“Painting is self-discovery,” Pollock declared. “Every good artist paints what he is.” By finding their voice and aesthetic manner, the Abstract Expressionists achieved independence and overcame the formal obstacles of a puritan aesthetic. Thus, painting finally established its position inAmerica. Rosand clearly views Abstract Expressionism as a crucial event in the history of painting inAmerica. “[T]heir resolution of a fundamental studio tension established an entirely new basis for the making of art inAmerica.” He feels that artists now are freer to play aesthetic games, experiment with varied forms of art, because a basic issue has been resolved. After Abstract Expressionism, the situation of art and the artist was less precarious, and the basic conditions of artistic production no longer thwarted creativity. “In this respect,” Rosand concludes, “Abstract Expressionism represents the culmination of that tradition, a moment of tensions finally resolved and the realization of painting’s promise inAmerica.Americaitself was no longer in the aesthetic shadow ofEurope. Painting had established its place in this country, and art had gained its freedom to be.”
One need not necessarily agree with Rosand’s thesis that the place of art and artists in this country was not resolved until the 1950s to benefit from his analysis of the issue. The Invention of Painting in America adds interesting dimensions to the continuing dialogue about the making and makers of art in the United States. Perhaps inevitably, given the author’s background and the genesis of this book, his prose may prove overly academic for casual readers. Lay readers may have trouble, for example, with this sentence: “The graded continuity of values built upon a tonal ground, implying spatial sequence as well as formal substance, provided the base for a pictorially reconstituted reality.” For a book that focuses so much attention on specific paintings and their brushwork and surfaces, there are far too few color illustrations. There are a mere four full-color reproductions, as compared to 86 black-and-white pictures. These quibbles aside, Rosand’s treatise offers rewards for serious artists and scholars, and challenges for lay readers. It will be an interesting addition to the bookshelves of lovers of American art.
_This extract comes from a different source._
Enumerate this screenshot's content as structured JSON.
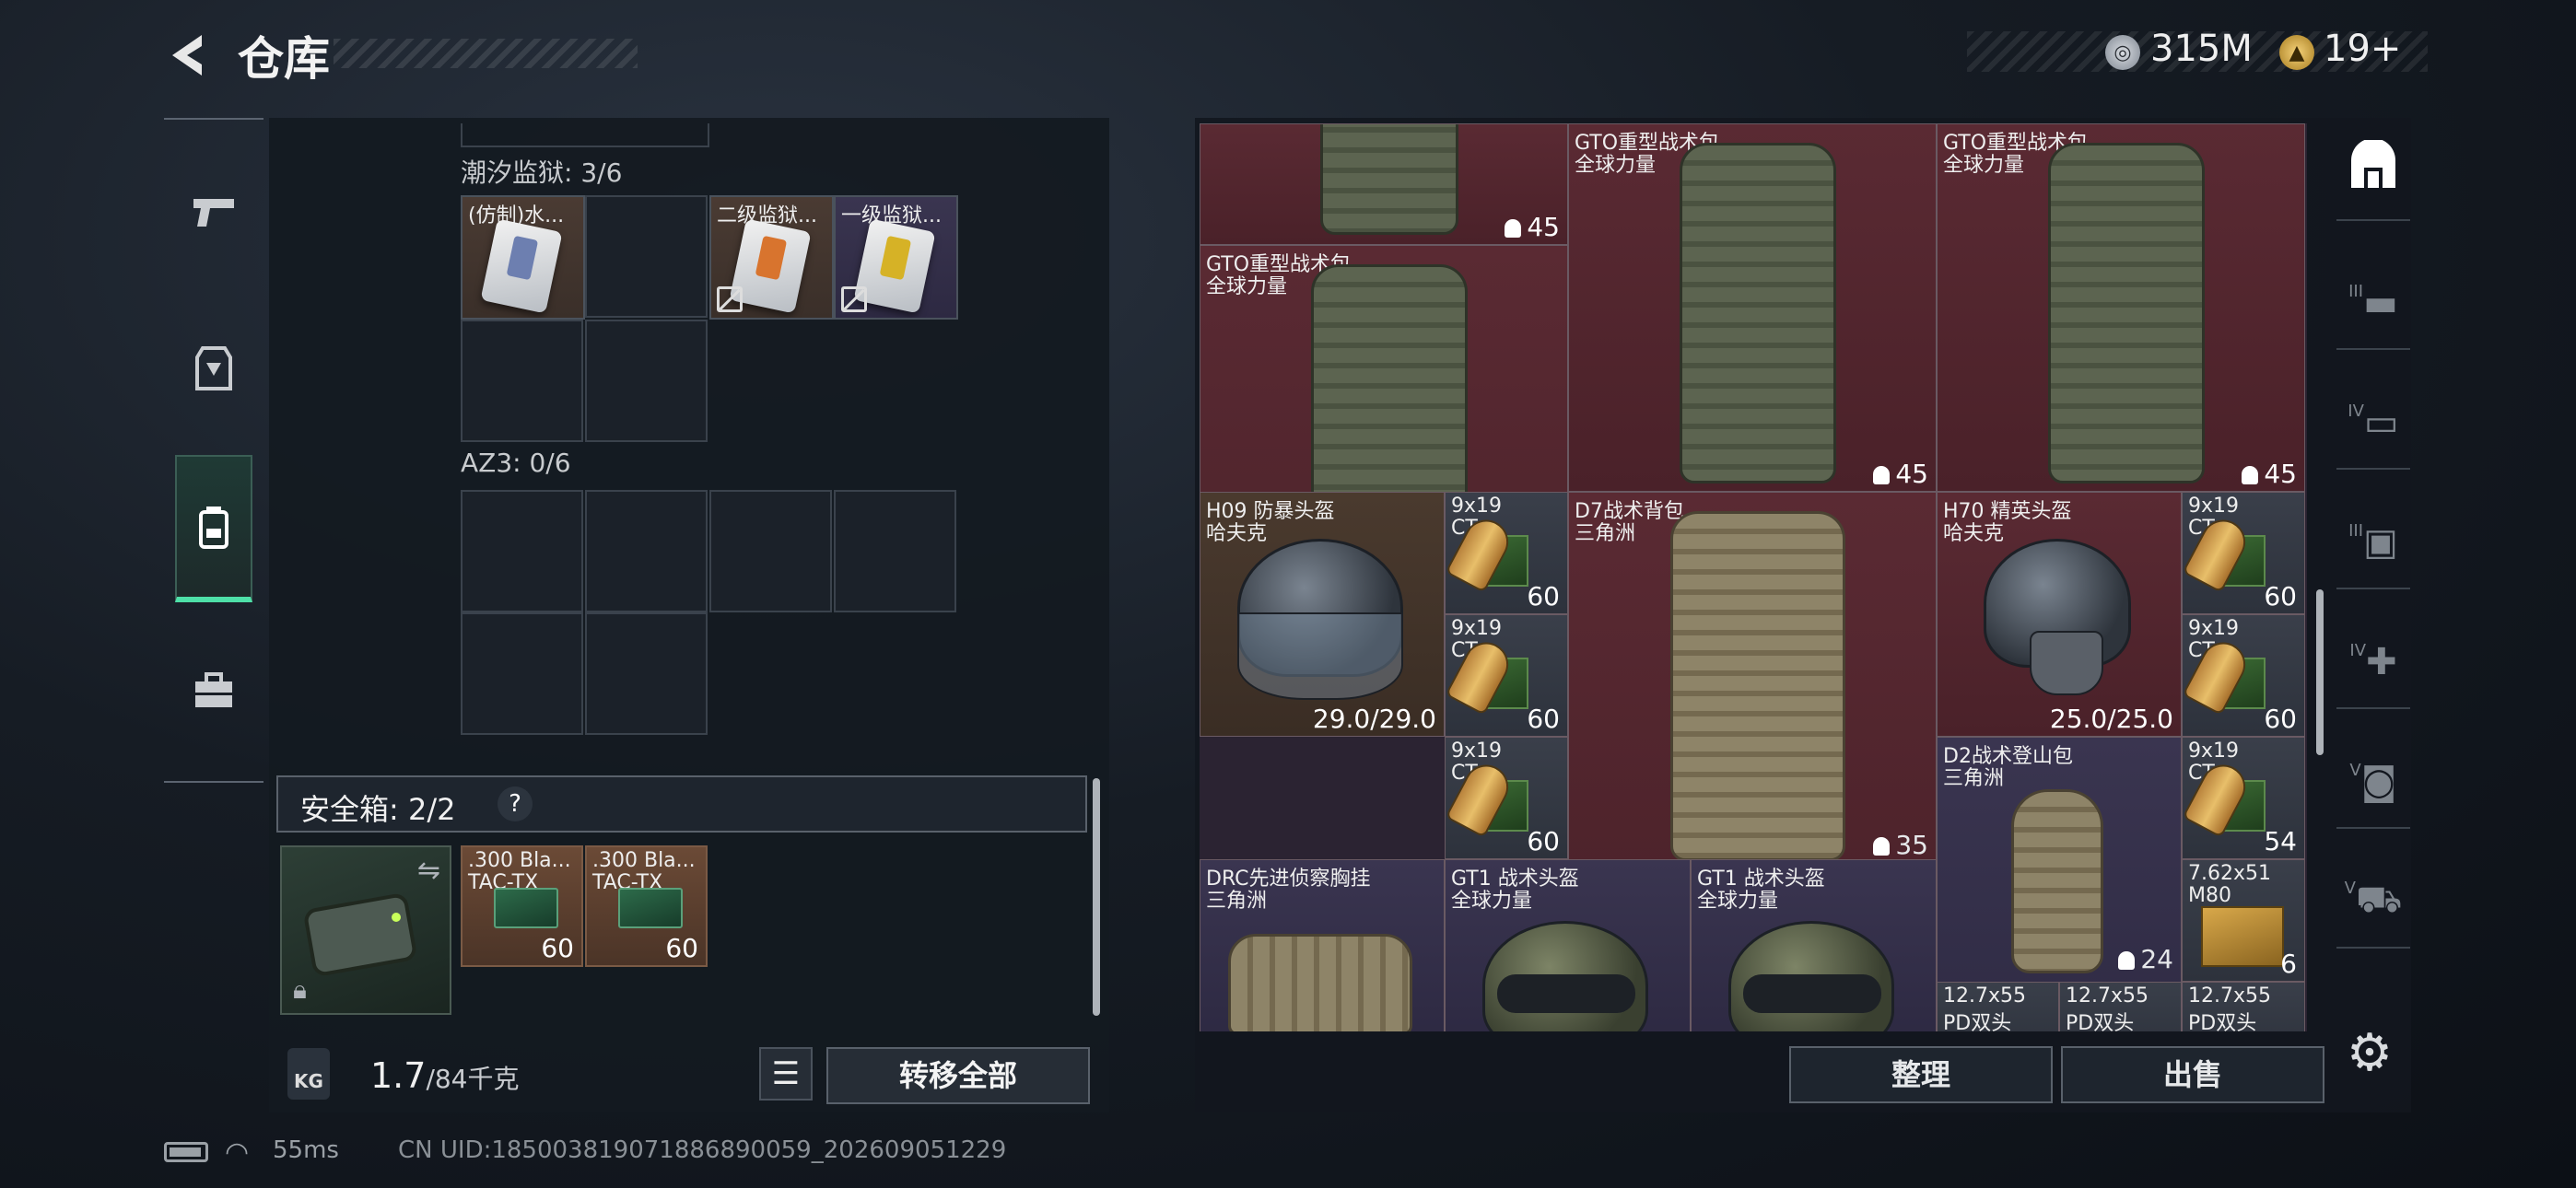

Presumably those shelves will already contain such vital, basic texts as Oliver W. Larkin’s Art and Life in America (1960), Wayne Craven’s American Art: History and Culture (1994) and Robert Hughes’s American Visions: The Epic History of Art in America (1997).